GOAL OF THE EXERCISE: Copy all the entries below exactly, but not the pictures.

(Entries from a dataset of interfaces)
——

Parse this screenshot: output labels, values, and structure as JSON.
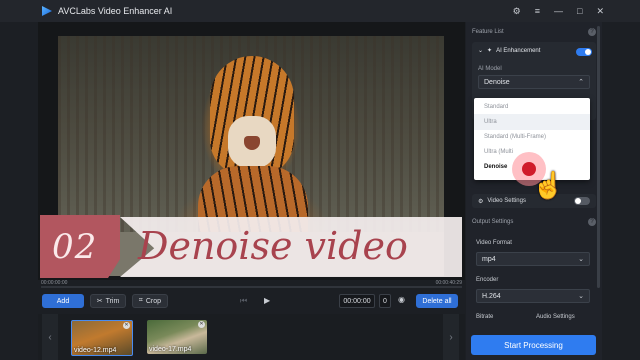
{
  "app": {
    "title": "AVCLabs Video Enhancer AI",
    "window_controls": [
      "⚙",
      "≡",
      "—",
      "□",
      "✕"
    ]
  },
  "banner": {
    "number": "02",
    "text": "Denoise video",
    "colors": {
      "accent": "#b2565f",
      "text": "#a8434e"
    }
  },
  "timeline": {
    "start": "00:00:00:00",
    "end": "00:00:40:29"
  },
  "toolbar": {
    "add": "Add",
    "trim": "Trim",
    "crop": "Crop",
    "time": "00:00:00",
    "count": "0",
    "delete_all": "Delete all"
  },
  "files": [
    {
      "name": "video-12.mp4"
    },
    {
      "name": "video-17.mp4"
    }
  ],
  "panel": {
    "feature_list": "Feature List",
    "ai_enhancement": "AI Enhancement",
    "ai_model_label": "AI Model",
    "ai_model_value": "Denoise",
    "model_options": [
      "Standard",
      "Ultra",
      "Standard (Multi-Frame)",
      "Ultra (Multi",
      "Denoise"
    ],
    "video_settings": "Video Settings",
    "output_settings": "Output Settings",
    "video_format_label": "Video Format",
    "video_format_value": "mp4",
    "encoder_label": "Encoder",
    "encoder_value": "H.264",
    "bitrate_label": "Bitrate",
    "audio_settings_label": "Audio Settings",
    "start": "Start Processing"
  }
}
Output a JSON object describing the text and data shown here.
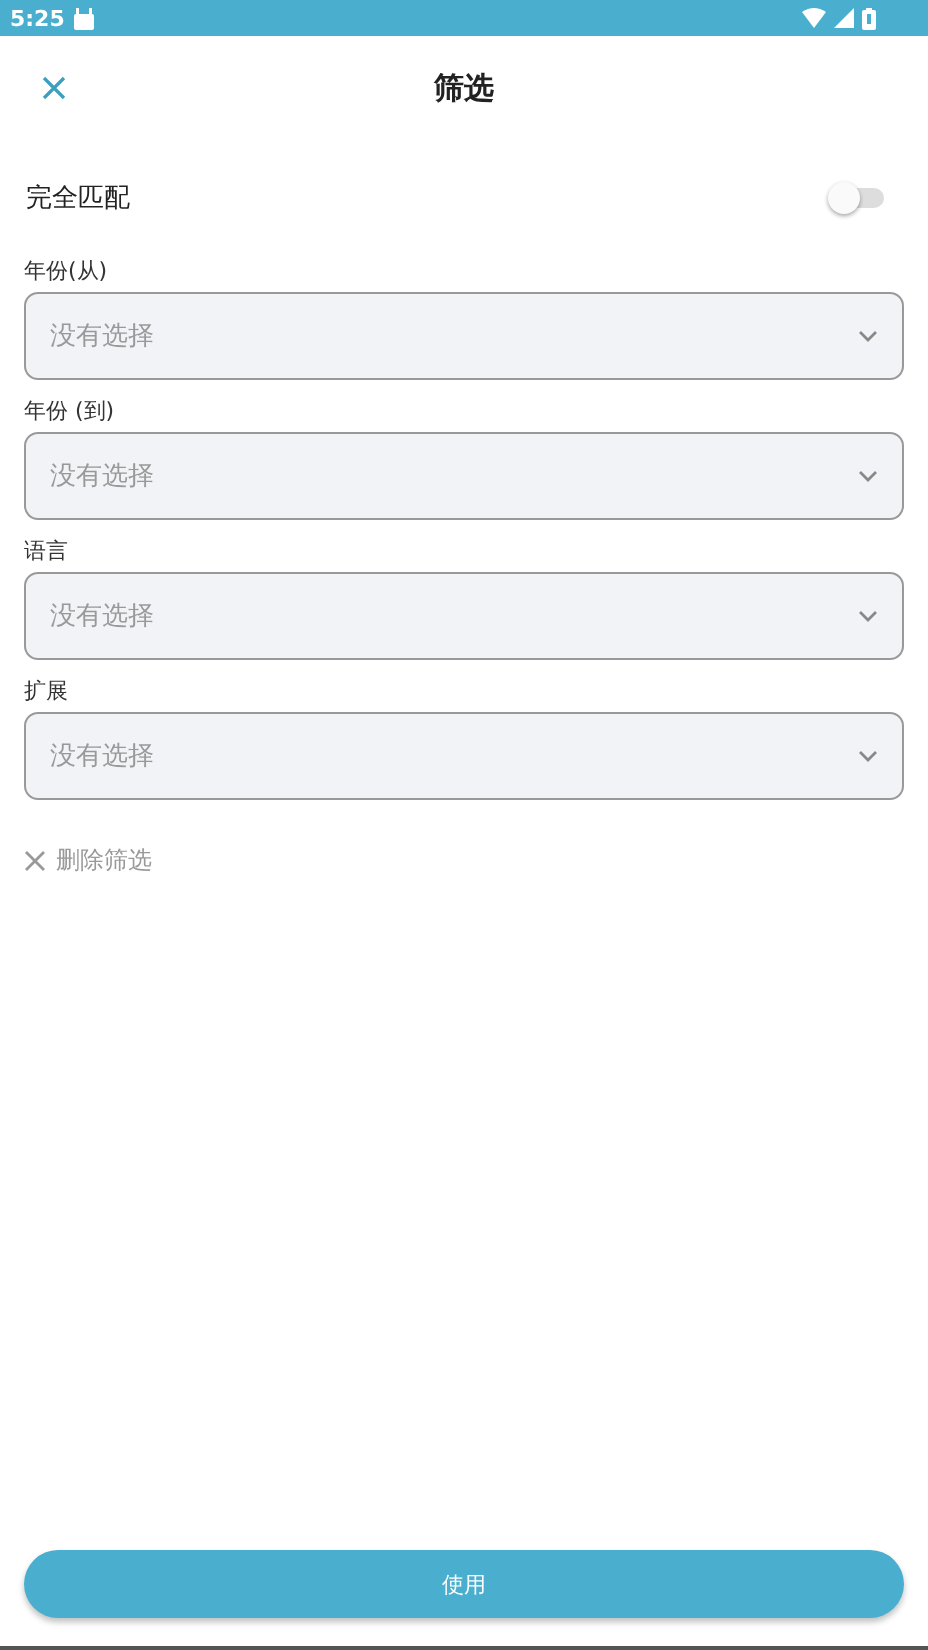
{
  "status_bar": {
    "time": "5:25"
  },
  "header": {
    "title": "筛选"
  },
  "exact_match": {
    "label": "完全匹配",
    "on": false
  },
  "fields": [
    {
      "label": "年份(从)",
      "placeholder": "没有选择"
    },
    {
      "label": "年份 (到)",
      "placeholder": "没有选择"
    },
    {
      "label": "语言",
      "placeholder": "没有选择"
    },
    {
      "label": "扩展",
      "placeholder": "没有选择"
    }
  ],
  "clear_link": "删除筛选",
  "apply_button": "使用"
}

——

RESPONSE TO THIS EXERCISE:
Parse this screenshot: output labels, values, and structure as JSON.
{
  "app": {
    "title": "AVCLabs Video Enhancer AI",
    "window_controls": [
      "⚙",
      "≡",
      "—",
      "□",
      "✕"
    ]
  },
  "banner": {
    "number": "02",
    "text": "Denoise video",
    "colors": {
      "accent": "#b2565f",
      "text": "#a8434e"
    }
  },
  "timeline": {
    "start": "00:00:00:00",
    "end": "00:00:40:29"
  },
  "toolbar": {
    "add": "Add",
    "trim": "Trim",
    "crop": "Crop",
    "time": "00:00:00",
    "count": "0",
    "delete_all": "Delete all"
  },
  "files": [
    {
      "name": "video-12.mp4"
    },
    {
      "name": "video-17.mp4"
    }
  ],
  "panel": {
    "feature_list": "Feature List",
    "ai_enhancement": "AI Enhancement",
    "ai_model_label": "AI Model",
    "ai_model_value": "Denoise",
    "model_options": [
      "Standard",
      "Ultra",
      "Standard (Multi-Frame)",
      "Ultra (Multi",
      "Denoise"
    ],
    "video_settings": "Video Settings",
    "output_settings": "Output Settings",
    "video_format_label": "Video Format",
    "video_format_value": "mp4",
    "encoder_label": "Encoder",
    "encoder_value": "H.264",
    "bitrate_label": "Bitrate",
    "audio_settings_label": "Audio Settings",
    "start": "Start Processing"
  }
}
Output a JSON object describing the text and data shown here.
{
  "status_bar": {
    "time": "5:25"
  },
  "header": {
    "title": "筛选"
  },
  "exact_match": {
    "label": "完全匹配",
    "on": false
  },
  "fields": [
    {
      "label": "年份(从)",
      "placeholder": "没有选择"
    },
    {
      "label": "年份 (到)",
      "placeholder": "没有选择"
    },
    {
      "label": "语言",
      "placeholder": "没有选择"
    },
    {
      "label": "扩展",
      "placeholder": "没有选择"
    }
  ],
  "clear_link": "删除筛选",
  "apply_button": "使用"
}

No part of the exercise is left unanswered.